Tom Cole’s ‘The Road Less Travelled’ is a showcase of some his newest self-penned material plus reworkings of a couple of songs that have been part of his gigs for several years. Tom is increasingly and deservedly well-known on the live acoustic music scene of Hastings and surrounding towns, and this new EP serves as an excellent showcase of what he can do.
I feel conflicted though in my responses on listening to it as I have heard him perform these songs either live (as in a bar) or live virtual (as in Covid-19). In some cases, I think they sound truer in those settings. In others the studio fleshes out the performances, bringing out the musical core of a number that can sometimes be lost when played solo in a pub setting. I had a similar feeling about his last EP, ‘Ramblin’ Man’.
This EP’s flagship song is ‘Sure (The Road Less Travelled)’. It kicks off the disc and provides a kind of mission statement of what Tom’s art is all about. The road that seems ‘sure’, the one it’s supposedly safe to take because it’s straight and true, in life and in music, is for ‘fools’. Tom prefers to plough a range of furrows.

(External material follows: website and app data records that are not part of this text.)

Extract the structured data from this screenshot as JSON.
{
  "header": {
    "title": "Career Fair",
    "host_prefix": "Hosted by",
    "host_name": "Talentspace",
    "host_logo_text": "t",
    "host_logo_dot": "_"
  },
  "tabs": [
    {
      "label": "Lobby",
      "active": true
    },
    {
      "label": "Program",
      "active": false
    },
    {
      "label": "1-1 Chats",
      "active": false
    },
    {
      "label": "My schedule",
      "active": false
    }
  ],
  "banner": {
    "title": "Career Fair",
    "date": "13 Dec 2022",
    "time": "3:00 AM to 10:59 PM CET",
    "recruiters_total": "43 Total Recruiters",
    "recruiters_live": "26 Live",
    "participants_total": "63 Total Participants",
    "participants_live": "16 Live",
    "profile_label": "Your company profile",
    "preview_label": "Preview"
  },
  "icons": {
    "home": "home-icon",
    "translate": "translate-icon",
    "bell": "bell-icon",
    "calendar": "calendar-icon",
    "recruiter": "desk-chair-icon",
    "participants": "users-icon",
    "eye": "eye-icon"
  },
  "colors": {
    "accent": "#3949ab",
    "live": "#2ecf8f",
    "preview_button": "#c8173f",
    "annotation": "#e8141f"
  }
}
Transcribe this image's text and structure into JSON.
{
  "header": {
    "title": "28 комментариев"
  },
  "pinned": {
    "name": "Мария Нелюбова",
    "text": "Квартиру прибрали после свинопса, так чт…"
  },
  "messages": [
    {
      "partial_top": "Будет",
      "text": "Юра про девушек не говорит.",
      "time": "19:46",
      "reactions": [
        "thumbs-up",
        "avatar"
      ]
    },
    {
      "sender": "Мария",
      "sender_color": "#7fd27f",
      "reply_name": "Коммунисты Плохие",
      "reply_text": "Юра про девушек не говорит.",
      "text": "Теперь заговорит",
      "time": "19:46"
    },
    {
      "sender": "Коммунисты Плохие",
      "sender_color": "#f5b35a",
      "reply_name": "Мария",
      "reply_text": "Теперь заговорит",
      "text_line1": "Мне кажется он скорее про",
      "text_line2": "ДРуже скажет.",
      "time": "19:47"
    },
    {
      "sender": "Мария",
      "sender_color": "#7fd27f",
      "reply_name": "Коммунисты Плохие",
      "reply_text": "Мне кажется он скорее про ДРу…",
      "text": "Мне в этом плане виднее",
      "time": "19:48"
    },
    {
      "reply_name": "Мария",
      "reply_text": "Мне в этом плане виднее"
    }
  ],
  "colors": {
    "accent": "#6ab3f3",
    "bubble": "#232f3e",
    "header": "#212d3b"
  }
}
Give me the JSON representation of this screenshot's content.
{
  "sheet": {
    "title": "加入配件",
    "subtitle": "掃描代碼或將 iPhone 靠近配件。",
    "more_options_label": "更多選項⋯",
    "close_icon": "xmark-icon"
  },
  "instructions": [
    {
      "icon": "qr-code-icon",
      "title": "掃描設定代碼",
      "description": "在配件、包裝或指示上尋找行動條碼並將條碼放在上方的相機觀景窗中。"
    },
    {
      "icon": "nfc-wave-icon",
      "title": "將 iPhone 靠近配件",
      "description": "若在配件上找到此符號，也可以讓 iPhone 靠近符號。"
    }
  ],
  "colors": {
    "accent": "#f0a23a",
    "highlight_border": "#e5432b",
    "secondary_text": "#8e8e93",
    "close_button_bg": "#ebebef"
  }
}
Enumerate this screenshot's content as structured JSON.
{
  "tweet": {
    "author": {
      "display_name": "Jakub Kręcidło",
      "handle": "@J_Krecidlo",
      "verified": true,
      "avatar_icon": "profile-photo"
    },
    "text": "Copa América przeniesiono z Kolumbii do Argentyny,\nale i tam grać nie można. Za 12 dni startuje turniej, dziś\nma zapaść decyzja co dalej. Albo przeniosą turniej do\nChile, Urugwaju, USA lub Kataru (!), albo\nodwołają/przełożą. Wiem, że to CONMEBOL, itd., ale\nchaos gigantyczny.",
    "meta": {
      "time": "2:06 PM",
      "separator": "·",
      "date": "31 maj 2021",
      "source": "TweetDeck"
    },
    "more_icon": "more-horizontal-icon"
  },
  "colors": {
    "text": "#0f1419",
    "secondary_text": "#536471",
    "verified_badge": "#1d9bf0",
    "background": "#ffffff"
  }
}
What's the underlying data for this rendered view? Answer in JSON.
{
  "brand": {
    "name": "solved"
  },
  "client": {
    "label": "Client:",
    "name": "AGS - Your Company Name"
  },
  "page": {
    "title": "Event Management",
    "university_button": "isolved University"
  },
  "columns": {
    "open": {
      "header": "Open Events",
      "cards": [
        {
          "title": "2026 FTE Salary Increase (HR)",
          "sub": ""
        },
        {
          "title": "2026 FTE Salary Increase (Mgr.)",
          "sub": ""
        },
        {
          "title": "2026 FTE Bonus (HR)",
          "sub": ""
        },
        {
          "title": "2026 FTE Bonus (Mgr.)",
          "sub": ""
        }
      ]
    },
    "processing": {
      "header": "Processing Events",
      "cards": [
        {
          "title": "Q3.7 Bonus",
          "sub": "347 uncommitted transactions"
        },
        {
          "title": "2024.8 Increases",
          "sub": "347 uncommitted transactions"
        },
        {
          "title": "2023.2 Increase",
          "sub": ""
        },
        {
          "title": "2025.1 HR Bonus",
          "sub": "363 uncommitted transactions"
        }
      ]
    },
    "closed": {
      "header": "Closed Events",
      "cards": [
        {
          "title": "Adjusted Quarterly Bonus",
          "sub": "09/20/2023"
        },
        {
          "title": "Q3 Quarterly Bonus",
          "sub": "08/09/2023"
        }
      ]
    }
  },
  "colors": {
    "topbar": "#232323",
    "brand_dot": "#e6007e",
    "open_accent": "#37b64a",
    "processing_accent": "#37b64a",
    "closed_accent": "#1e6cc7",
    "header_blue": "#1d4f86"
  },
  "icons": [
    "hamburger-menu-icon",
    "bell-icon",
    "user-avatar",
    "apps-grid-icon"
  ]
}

In consequence his music is an eclectic celebration of roots music, of Americana; call it what you will. When I first played the disc’s version of this number, I worried that the accomplished violinist that accompanies Tom on most of the EP (Henry Bristow, the EP’s producer) was here maybe sounding just a bit twee. Then I listened again and got a better appreciation of how he rounds off Tom’s understated but effective vocals and his country-style guitar picking.
The acid test for me though was how a studio reworking of ‘In My Time of Dyin’' would sound. I’ve long believed that Tom should release a live version of his interpretation of this Blues/Gospel standard as, solo and exposed, he’s always conveyed the emotional power at the heart of the song. What’s more, solo voice and acoustic guitar are wholly in this song’s tradition, and it’s precisely how another great interpreter of this African-American classic, Bob Dylan, chose to do it. To be honest, I still think the jury’s out on which method comes out best. However, this studio version preserves the raw power of Tom’s interpretation while adding a darker fiddle sound, a touch of keyboard, background vocals and some subtle vocal effects, to build a soundscape that’s highly atmospheric but without drowning the song’s central message: in the end we are alone, unless we have faith.
‘Push Me Out to Sea’ is a very personal song by Tom, written in tribute to his late father, who had worked as a fisherman off the Hastings coast. It’s simple and effective, with Henry’s fiddle and backing vocal adding an extra layer without obscuring the heartfelt sentiment. I imagine that the two of them doing this live is a crowd-pleaser indeed.
‘Old True Lover’ already has the air of an old classic, a lament for the bittersweet pain of love, the eternal message of songs the world over. ‘Think On You a While’ takes Tom’s sound back to basics: he accompanies himself, simply, on harmonica on a song that just doesn’t need anything more. ‘Long Way Home’ concludes the set in a rare up-tempo fashion. It’s a reinterpretation of one of his own songs that a few years ago he performed in the studio, with accompaniment, for a Hastings Friendship Group CD, 'The Circle of Trust'. This interpretation, featuring fiddle and keyboards, brings out the song’s undeniable catchiness even more effectively, and gives a sense of what The Tom Cole Band, his occasional musical vehicle, sounds like live.
In keeping with the times we’re living through, ‘The Road Less Travelled’ EP had its showcase live on Facebook just under a week ago. It can be heard in its entirety via Tom Cole’s website and can be purchased here via Bandcamp.